Last year was a bonanza for bonus elite-qualifying miles (EQMs), with double-EQM promotions in place at several major carriers for fully six months.
So far, this has been a leaner year for EQM bonuses.
US Airways' first offer awarded double EQMs for all flights, for two months, but ended June 15.
American, Delta, and United are fighting it out with triple EQMs for flights between New York and Boston, Chicago, and Washington, D.C.
And Delta and American are using double EQMs to boost traffic from Nashville, Raleigh, Pittsburgh, and St. Louis.
The latest EQM promotion is again from US Airways.
Between July 7 and October 10, Dividend Miles members will be awarded one credit for each completed flight within 20 categories: North America, east; North America, west; Europe; Shuttle; new routes; and so on. Four credits earn Silver Preferred status, or a one-level bump for members who already have elite status. Eight credits earn a two-level status bump. Twelve credits earn a three-level bump. And sixteen credits earn a four-level bump, to Chairman's Preferred.
Status earned through the promotion will remain in effect through February 29, 2012.
Deal or No Deal
Unlike the other current EQM promotions, which target specific routes, the US Airways offer is systemwide. That's both a strength and a weakness. Because flights within the same category only count once, it would be necessary to complete flights over most of US Airways' network to earn the maximum 16 credits. Even for the most frequent flyers, that's a highly unlikely scenario.
On the other hand, earning four credits—enough for entry-level elite status, or to upgrade to a higher tier if you're already elite—shouldn't be too difficult.
So, if you're already a US Airways customer, this is an offer worth considering. It might even make sense to take an extra flight, if the price is right, to snag that fourth credit. Or even the eighth credit, if you travel often and widely enough.
But for those vested in another program, or who are airline-neutral, this promotion sets too high a hurdle to bother with.
Reader Reality Check
Any takers on this? How high do you plan to aim?

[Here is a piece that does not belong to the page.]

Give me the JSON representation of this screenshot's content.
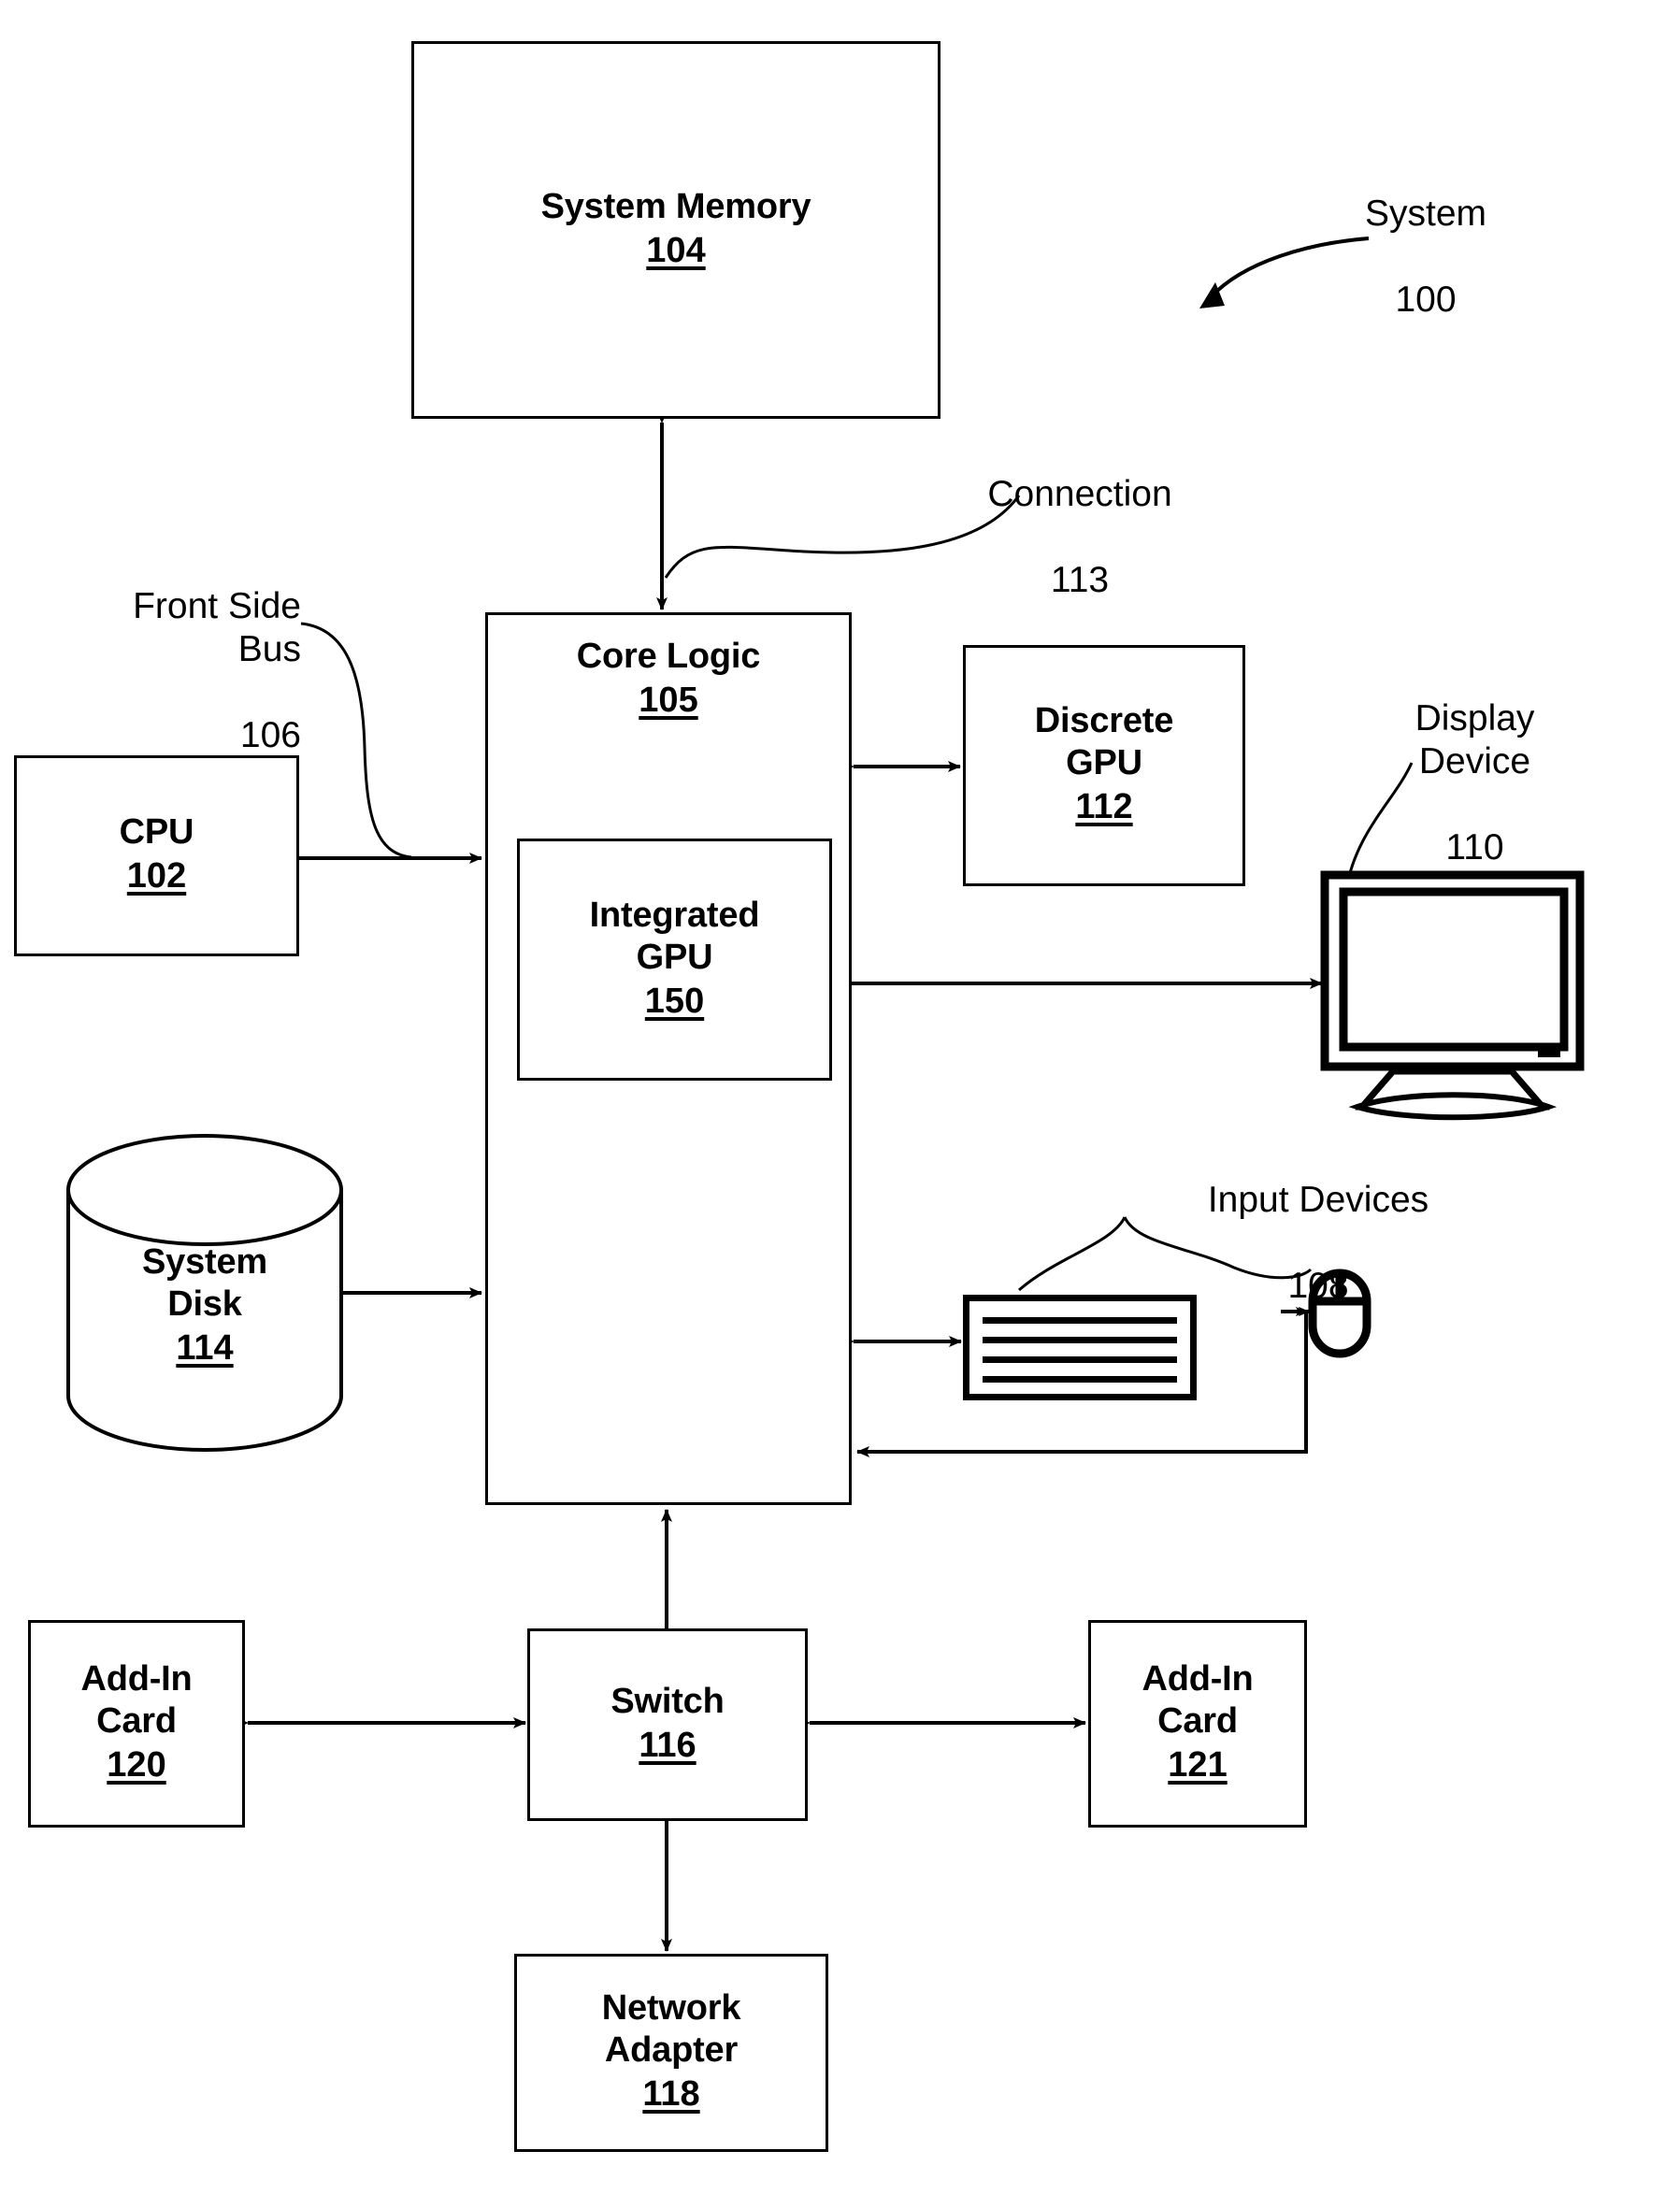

If you already have elite status in US Airways' program, how successful have you been in getting elite upgrades?
This article originally appeared on FrequentFlier.com.